Unconditional respect for human rights and the rule of law by state agents and non-state agents alike is critical in ensuring that citizens enjoy human rights as stipulated in the Constitution. There have been some incidences or allegations linking state and non-state actors to perpetration of human rights violations and abuses. As an example, in 2012 and 2015 respectively, two human rights defenders, namely, Paul Chizuze and Itai Dzamara were mysteriously disappeared. They have since then been missing and appeals for their safe return continue unabated but without tangible results.
The realisation and enjoyment of socio-economic rights in Zimbabwe remains a big challenge with a poor functioning economy, with unemployment at very high levels, and serious food insecurity due to the effects of El-nino weather induced patterns. The right to adequate, safe, clean potable water remains a serious challenge in many parts of Zimbabwe. Our Survey revealed that most local authorities had lost capacity to sustain services upholding the rights of residents to safe and potable water and clean environment free of pollutants and disease harbouring elements.
As a consequence of the deficiencies in maintaining Environmental Rights, people have had serious knock-on effects on their health as a result of, for example, mining activities of the extractive sector. Most areas in Zimbabwe where mining has been taking place have left more harm than good to the livelihood of people living in the neighbourhood. In areas such as Chiadzwa, Shurugwi and parts of Mazowe Valley to name but a few, people have lost their animals to unreclaimed mining pits. They have in some cases developed strange illnesses as a result of pollution by the activities of mining companies that also include destruction of the physical environment.
The effect of high unemployment being experienced in the country has been the disintegration of households with bread winners trekking to the diaspora in search of better fortunes and livelihoods; the increase in the heinous crime of illegal human trafficking for purposes of cheap labour and sex slavery such as in the deplorable case of the Zimbabwean women who were recently lured to Kuwait and other unidentified destinations are human rights violations of the highest order.
Ladies and gentlemen, the human rights terrain in Zimbabwe calls for joint efforts by both the Government and citizens working together to address these challenges. While positive strides have been made in ensuring that such rights and fundamental freedoms are so entrenched in our Constitution, there is need to ensure practical realisation of all rights since human rights are indivisible and interrelated.

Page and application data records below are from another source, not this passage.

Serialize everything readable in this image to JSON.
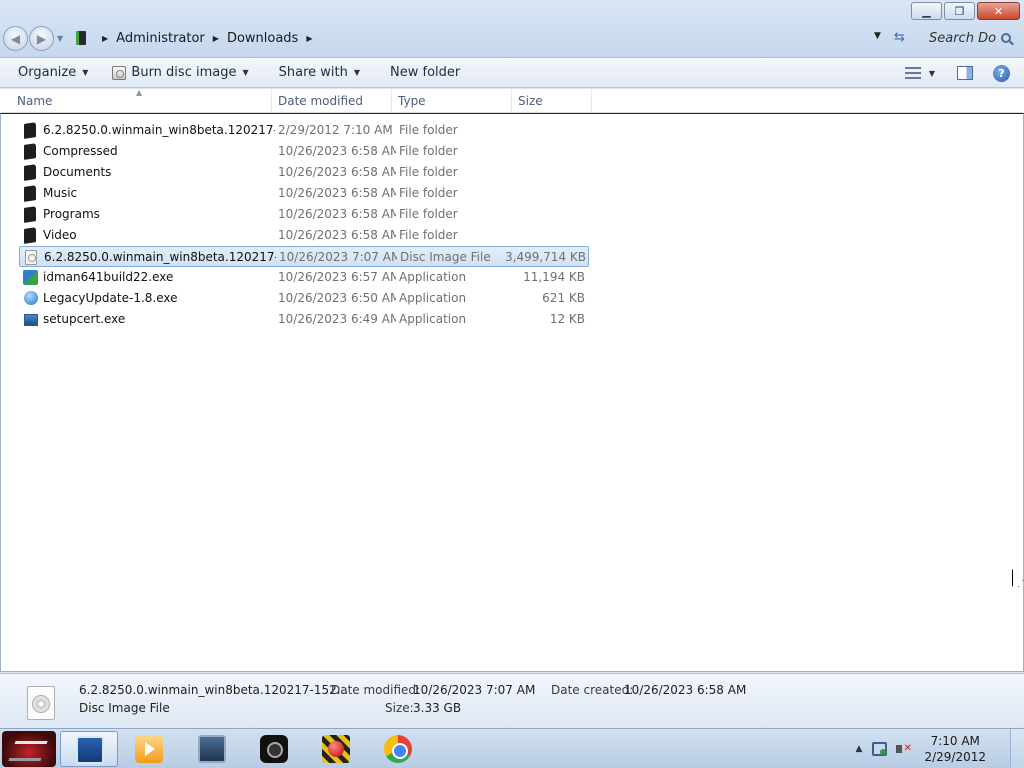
{
  "address": {
    "crumbs": [
      "Administrator",
      "Downloads"
    ],
    "search_placeholder": "Search Do..."
  },
  "toolbar": {
    "organize": "Organize",
    "burn": "Burn disc image",
    "share": "Share with",
    "new_folder": "New folder"
  },
  "columns": {
    "name": "Name",
    "date": "Date modified",
    "type": "Type",
    "size": "Size"
  },
  "files": [
    {
      "name": "6.2.8250.0.winmain_win8beta.120217-15...",
      "date": "2/29/2012 7:10 AM",
      "type": "File folder",
      "size": "",
      "icon": "folder-icon"
    },
    {
      "name": "Compressed",
      "date": "10/26/2023 6:58 AM",
      "type": "File folder",
      "size": "",
      "icon": "folder-icon"
    },
    {
      "name": "Documents",
      "date": "10/26/2023 6:58 AM",
      "type": "File folder",
      "size": "",
      "icon": "folder-icon"
    },
    {
      "name": "Music",
      "date": "10/26/2023 6:58 AM",
      "type": "File folder",
      "size": "",
      "icon": "folder-icon"
    },
    {
      "name": "Programs",
      "date": "10/26/2023 6:58 AM",
      "type": "File folder",
      "size": "",
      "icon": "folder-icon"
    },
    {
      "name": "Video",
      "date": "10/26/2023 6:58 AM",
      "type": "File folder",
      "size": "",
      "icon": "folder-icon"
    },
    {
      "name": "6.2.8250.0.winmain_win8beta.120217-15...",
      "date": "10/26/2023 7:07 AM",
      "type": "Disc Image File",
      "size": "3,499,714 KB",
      "icon": "disc-image-icon",
      "selected": true
    },
    {
      "name": "idman641build22.exe",
      "date": "10/26/2023 6:57 AM",
      "type": "Application",
      "size": "11,194 KB",
      "icon": "idm-icon"
    },
    {
      "name": "LegacyUpdate-1.8.exe",
      "date": "10/26/2023 6:50 AM",
      "type": "Application",
      "size": "621 KB",
      "icon": "legacy-update-icon"
    },
    {
      "name": "setupcert.exe",
      "date": "10/26/2023 6:49 AM",
      "type": "Application",
      "size": "12 KB",
      "icon": "setup-icon"
    }
  ],
  "details": {
    "name": "6.2.8250.0.winmain_win8beta.120217-152...",
    "type": "Disc Image File",
    "date_modified_label": "Date modified:",
    "date_modified": "10/26/2023 7:07 AM",
    "size_label": "Size:",
    "size": "3.33 GB",
    "date_created_label": "Date created:",
    "date_created": "10/26/2023 6:58 AM"
  },
  "taskbar": {
    "apps": [
      "explorer-icon",
      "media-player-icon",
      "remote-desktop-icon",
      "camera-icon",
      "recorder-icon",
      "chrome-icon"
    ],
    "time": "7:10 AM",
    "date": "2/29/2012"
  },
  "colors": {
    "selection_bg": "#cfe1f7",
    "selection_border": "#84acdd",
    "chrome_bg": "#dbe6f3"
  }
}
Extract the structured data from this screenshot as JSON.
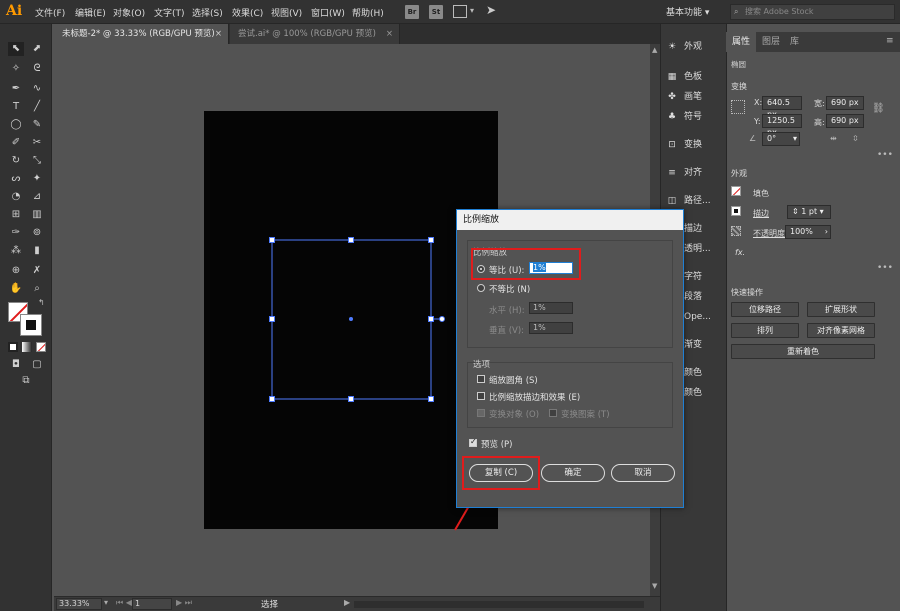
{
  "app": {
    "logo": "Ai"
  },
  "menu": [
    "文件(F)",
    "编辑(E)",
    "对象(O)",
    "文字(T)",
    "选择(S)",
    "效果(C)",
    "视图(V)",
    "窗口(W)",
    "帮助(H)"
  ],
  "toolbar_buttons": {
    "br": "Br",
    "st": "St"
  },
  "workspace": "基本功能",
  "search_placeholder": "搜索 Adobe Stock",
  "tabs": [
    {
      "label": "未标题-2* @ 33.33% (RGB/GPU 预览)",
      "close": "×"
    },
    {
      "label": "尝试.ai* @ 100% (RGB/GPU 预览)",
      "close": "×"
    }
  ],
  "status": {
    "zoom": "33.33%",
    "artboard": "1",
    "mode": "选择"
  },
  "dock": [
    {
      "icon": "☀",
      "label": "外观"
    },
    {
      "icon": "▦",
      "label": "色板"
    },
    {
      "icon": "✤",
      "label": "画笔"
    },
    {
      "icon": "♣",
      "label": "符号"
    },
    {
      "icon": "⊡",
      "label": "变换"
    },
    {
      "icon": "≡",
      "label": "对齐"
    },
    {
      "icon": "◫",
      "label": "路径..."
    },
    {
      "icon": "",
      "label": "描边"
    },
    {
      "icon": "",
      "label": "透明..."
    },
    {
      "icon": "",
      "label": "字符"
    },
    {
      "icon": "",
      "label": "段落"
    },
    {
      "icon": "",
      "label": "Ope..."
    },
    {
      "icon": "",
      "label": "渐变"
    },
    {
      "icon": "",
      "label": "颜色"
    },
    {
      "icon": "",
      "label": "颜色"
    }
  ],
  "panel": {
    "tabs": [
      "属性",
      "图层",
      "库"
    ],
    "object_type": "椭圆",
    "transform": {
      "title": "变换",
      "x_label": "X:",
      "x": "640.5 px",
      "y_label": "Y:",
      "y": "1250.5 px",
      "w_label": "宽:",
      "w": "690 px",
      "h_label": "高:",
      "h": "690 px",
      "angle": "0°"
    },
    "appearance": {
      "title": "外观",
      "fill": "填色",
      "stroke": "描边",
      "stroke_value": "1 pt",
      "opacity_label": "不透明度",
      "opacity": "100%",
      "fx": "fx."
    },
    "quick_actions": {
      "title": "快速操作",
      "offset_path": "位移路径",
      "expand_shape": "扩展形状",
      "arrange": "排列",
      "align_pixel": "对齐像素网格",
      "recolor": "重新着色"
    }
  },
  "dialog": {
    "title": "比例缩放",
    "section_scale": "比例缩放",
    "uniform_label": "等比 (U):",
    "uniform_value": "1%",
    "nonuniform_label": "不等比 (N)",
    "horizontal_label": "水平 (H):",
    "horizontal_value": "1%",
    "vertical_label": "垂直 (V):",
    "vertical_value": "1%",
    "section_options": "选项",
    "scale_corners": "缩放圆角 (S)",
    "scale_strokes": "比例缩放描边和效果 (E)",
    "transform_objects": "变换对象 (O)",
    "transform_patterns": "变换图案 (T)",
    "preview": "预览 (P)",
    "copy_button": "复制 (C)",
    "ok_button": "确定",
    "cancel_button": "取消"
  }
}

The Constitution obliges the State and every person including juristic persons and every institution and agency of the government at every level to respect, protect, promote and fulfil the rights and freedoms set in the Declaration of Rights. Let these be my parting words.
I thank you.